One thing I learned during more than 40 years as a journalist is that the power to set the terms of the debate sometimes can be decisive in determining the outcome of the debate.

That could be happening now with monetary policy. By loudly demanding that the Federal Reserve lower interest rates – and announcing plans to appoint to the Fed two men who agree – President Trump may be making the issue one of whether the Fed should lower rates, rather than one of what the proper level of rates are.

There is at the moment no hard evidence that the economy is slowing from the rapid growth shown in 2018 – growth that only a few months ago led most observers to think the Fed would continue to raise interest rates in 2019.

This week the Labor Department reported that in the first week of April there were 196,000 new claims for unemployment insurance filed. The last time there were fewer claims filed was nearly half a century ago, in October 1969. Of course, the labor force was less than half as large then as it is now, so on a proportional basis this is a record low in new claims.

The big stimulus for the economy in 2018 was the Trump tax cut passed at the end of 2017, coupled with a (temporary?) rise in government spending. There is no evidence now that the tax cut will have a long term impact – as it would if it caused productivity to rise – but it provided a large dose of Keynesian stimulus.

That stimulus will eventually wear off, but it does not yet seem to have done so.

This year there are perhaps three possible alternative scenarios. By far the least likely is a quick recession. There was talk of that when the stock market swooned in December and jobless claims rose a bit. Those soon reversed, but in March the yield curve inverted for a brief time, restarting the negative commentary. That too has faded, although it could return.
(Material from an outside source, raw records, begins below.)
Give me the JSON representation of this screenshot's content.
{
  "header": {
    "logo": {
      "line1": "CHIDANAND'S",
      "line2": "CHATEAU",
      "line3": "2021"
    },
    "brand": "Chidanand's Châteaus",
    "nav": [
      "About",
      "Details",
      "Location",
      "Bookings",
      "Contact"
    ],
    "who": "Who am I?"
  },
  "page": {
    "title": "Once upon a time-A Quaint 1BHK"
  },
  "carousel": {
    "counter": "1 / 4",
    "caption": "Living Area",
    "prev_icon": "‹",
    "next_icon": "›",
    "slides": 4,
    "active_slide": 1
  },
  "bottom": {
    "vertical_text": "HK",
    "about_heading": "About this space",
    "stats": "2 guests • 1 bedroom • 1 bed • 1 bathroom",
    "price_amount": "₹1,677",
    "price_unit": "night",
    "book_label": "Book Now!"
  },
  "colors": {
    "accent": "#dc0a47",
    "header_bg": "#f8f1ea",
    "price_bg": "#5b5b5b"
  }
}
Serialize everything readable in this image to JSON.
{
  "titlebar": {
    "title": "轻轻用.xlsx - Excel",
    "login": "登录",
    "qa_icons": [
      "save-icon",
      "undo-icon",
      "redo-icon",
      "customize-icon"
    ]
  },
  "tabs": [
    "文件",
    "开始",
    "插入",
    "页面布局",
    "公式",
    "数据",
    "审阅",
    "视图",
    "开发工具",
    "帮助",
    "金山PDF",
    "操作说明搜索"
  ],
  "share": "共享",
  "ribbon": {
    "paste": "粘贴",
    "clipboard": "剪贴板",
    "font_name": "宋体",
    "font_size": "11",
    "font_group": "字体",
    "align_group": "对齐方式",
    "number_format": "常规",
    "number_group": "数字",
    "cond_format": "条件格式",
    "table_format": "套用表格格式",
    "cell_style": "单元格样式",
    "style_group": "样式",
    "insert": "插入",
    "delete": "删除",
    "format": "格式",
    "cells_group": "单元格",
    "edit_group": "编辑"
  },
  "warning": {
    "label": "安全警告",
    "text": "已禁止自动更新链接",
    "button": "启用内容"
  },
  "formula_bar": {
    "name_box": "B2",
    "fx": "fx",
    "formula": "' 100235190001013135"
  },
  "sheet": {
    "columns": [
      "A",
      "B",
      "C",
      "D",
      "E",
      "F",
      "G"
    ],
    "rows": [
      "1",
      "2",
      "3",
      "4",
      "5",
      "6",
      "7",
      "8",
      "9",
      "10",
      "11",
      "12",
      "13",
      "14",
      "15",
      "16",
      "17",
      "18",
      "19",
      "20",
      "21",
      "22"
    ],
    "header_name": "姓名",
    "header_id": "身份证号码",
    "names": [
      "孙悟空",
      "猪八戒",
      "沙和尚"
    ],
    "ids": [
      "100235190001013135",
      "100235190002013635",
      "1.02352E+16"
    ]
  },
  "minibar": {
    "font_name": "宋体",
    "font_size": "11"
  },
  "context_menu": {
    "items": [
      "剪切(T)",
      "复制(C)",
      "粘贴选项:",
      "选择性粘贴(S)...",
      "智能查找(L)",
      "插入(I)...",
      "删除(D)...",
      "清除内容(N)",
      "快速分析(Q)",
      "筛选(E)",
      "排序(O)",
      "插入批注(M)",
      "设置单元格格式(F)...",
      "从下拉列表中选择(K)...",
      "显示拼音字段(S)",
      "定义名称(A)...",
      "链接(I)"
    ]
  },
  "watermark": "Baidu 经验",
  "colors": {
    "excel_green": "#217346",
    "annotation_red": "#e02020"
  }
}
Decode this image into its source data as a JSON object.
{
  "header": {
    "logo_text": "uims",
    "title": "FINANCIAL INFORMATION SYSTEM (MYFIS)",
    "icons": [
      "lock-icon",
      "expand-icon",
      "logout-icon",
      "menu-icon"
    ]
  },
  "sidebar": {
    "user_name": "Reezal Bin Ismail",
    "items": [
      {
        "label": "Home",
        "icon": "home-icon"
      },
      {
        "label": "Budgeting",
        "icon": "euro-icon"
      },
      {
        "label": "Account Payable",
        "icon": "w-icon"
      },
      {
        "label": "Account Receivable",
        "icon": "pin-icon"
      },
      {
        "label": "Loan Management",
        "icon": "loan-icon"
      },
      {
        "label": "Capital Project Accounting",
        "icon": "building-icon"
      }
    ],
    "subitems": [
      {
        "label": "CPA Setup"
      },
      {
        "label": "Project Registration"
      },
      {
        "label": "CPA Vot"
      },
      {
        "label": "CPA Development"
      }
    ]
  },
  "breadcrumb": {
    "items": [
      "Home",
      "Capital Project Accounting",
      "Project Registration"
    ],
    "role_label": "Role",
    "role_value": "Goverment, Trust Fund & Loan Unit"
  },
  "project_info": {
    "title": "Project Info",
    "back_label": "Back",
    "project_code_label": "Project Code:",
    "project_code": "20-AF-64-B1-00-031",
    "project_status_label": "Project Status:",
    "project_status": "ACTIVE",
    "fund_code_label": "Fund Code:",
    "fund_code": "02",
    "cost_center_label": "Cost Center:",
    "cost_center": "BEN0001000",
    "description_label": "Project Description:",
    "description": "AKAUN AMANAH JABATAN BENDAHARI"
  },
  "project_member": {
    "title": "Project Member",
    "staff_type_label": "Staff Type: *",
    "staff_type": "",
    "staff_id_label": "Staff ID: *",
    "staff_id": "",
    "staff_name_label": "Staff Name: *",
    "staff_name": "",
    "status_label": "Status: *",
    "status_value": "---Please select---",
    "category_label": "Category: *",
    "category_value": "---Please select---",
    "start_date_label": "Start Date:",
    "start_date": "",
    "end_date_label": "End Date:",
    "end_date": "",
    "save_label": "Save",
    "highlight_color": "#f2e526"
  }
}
If there is a significant slowing in the economy, monetary easing might be appropriate.

The second possibility is a slowing from 2018’s unsustainable pace for job growth, but continuing at a healthy clip. Under such circumstances there would be no cause to lower rates, but perhaps not a strong case for further increases.

It is the third possibility that concerns me now – of continued strong growth coupled with what Alan Greenspan once called “irrational exuberance” in asset prices. Last year the economy added 240,000 jobs a month, the most for any year since 2006. There appears to be little threat from inflation today, just as was the case in 2006. And just as in 2006, the Fed’s lifting of interest rates last year has been greeted as a mistake by many who point to the absence of any goods and services price pressures.

Of course there was a threat in 2006, as we learned all too well a couple of years later when the financial crisis exploded, sending the world into recession. As Fed Chairman Jerome Powell put it in a speech at the Jackson Hole conference last August, “in the run-up to the past two recessions, destabilizing excesses appeared mainly in financial markets rather than in inflation. Thus, risk management suggests looking beyond inflation for signs of excesses.”

If the economy does extend its unsustainable 2018 trajectory this year – if jobs continue to grow around 200,000 a month and unemployment continues to decline – the risk of financial excesses will grow, and a wise Fed would consider whether it was time to raise rates again, and perhaps take other steps to restrain the economy. We now know that such steps would have been wise in 2005.

But if the issue in the public arena is not whether financial excesses are growing, but only whether rates should be reduced amid low price pressures, then the Fed might compromise on a policy of doing nothing. We could all cross our fingers and hope that would work out better than it did after 2005. I, for one, would feel better if I were sure the Fed will not so quickly forget the lesson that Chairman Powell elucidated so recently.

Floyd Norris, a fellow at the Center for Financial Economics, is a former chief financial correspondent for The New York Times.